WORK ORDER: Check every line of the data for the word "Trello", and copy those that have it.

DATA RECORDS:
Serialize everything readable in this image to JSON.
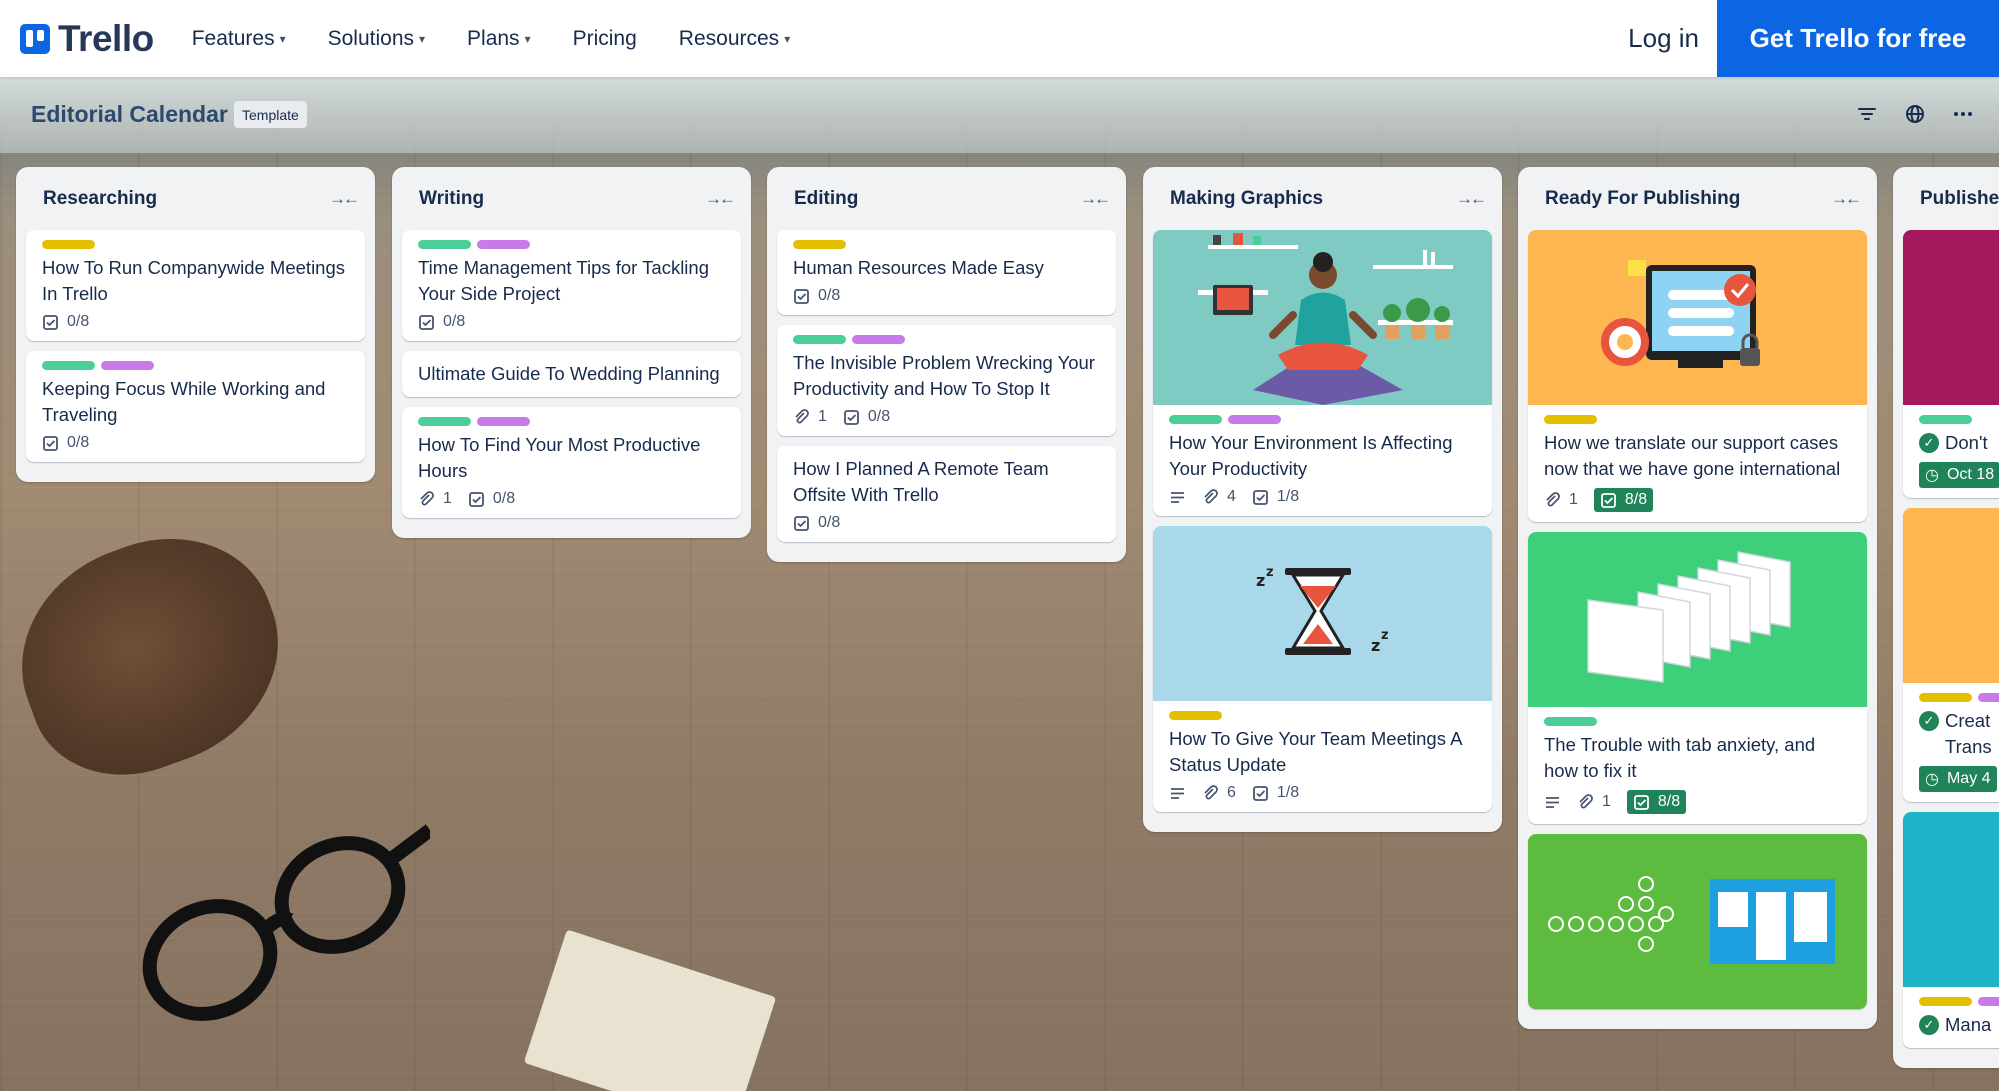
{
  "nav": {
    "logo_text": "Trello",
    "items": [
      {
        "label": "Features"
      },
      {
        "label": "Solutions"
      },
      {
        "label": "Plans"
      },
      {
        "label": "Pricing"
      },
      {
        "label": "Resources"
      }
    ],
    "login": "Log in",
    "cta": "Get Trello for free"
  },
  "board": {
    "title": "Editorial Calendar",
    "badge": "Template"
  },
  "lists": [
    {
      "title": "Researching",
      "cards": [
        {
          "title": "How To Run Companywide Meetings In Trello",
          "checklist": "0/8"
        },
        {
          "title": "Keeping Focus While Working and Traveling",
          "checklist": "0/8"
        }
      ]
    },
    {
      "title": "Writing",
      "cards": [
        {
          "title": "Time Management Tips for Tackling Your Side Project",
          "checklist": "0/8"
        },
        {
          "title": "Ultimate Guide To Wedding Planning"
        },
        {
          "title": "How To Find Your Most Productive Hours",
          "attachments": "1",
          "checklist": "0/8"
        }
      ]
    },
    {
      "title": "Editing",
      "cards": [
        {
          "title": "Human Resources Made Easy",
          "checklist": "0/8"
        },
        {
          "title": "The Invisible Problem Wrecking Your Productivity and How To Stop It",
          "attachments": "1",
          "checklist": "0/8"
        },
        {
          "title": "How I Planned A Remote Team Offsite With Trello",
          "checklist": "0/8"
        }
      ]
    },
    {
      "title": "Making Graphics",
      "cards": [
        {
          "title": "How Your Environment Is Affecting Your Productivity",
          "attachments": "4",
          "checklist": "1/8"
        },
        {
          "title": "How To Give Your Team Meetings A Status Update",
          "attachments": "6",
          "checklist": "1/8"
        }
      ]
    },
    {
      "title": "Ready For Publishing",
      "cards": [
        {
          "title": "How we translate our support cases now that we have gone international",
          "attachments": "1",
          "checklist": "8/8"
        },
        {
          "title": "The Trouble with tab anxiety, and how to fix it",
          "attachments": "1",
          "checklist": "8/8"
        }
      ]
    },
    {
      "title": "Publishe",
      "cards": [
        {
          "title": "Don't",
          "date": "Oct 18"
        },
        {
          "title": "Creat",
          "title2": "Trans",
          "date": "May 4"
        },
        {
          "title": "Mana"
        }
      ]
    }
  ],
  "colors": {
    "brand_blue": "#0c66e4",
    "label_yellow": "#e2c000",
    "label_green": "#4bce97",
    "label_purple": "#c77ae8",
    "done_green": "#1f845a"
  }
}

REPLY TO THE TASK:
    "logo_text": "Trello",
    "cta": "Get Trello for free"
          "title": "How To Run Companywide Meetings In Trello",
          "title": "How I Planned A Remote Team Offsite With Trello",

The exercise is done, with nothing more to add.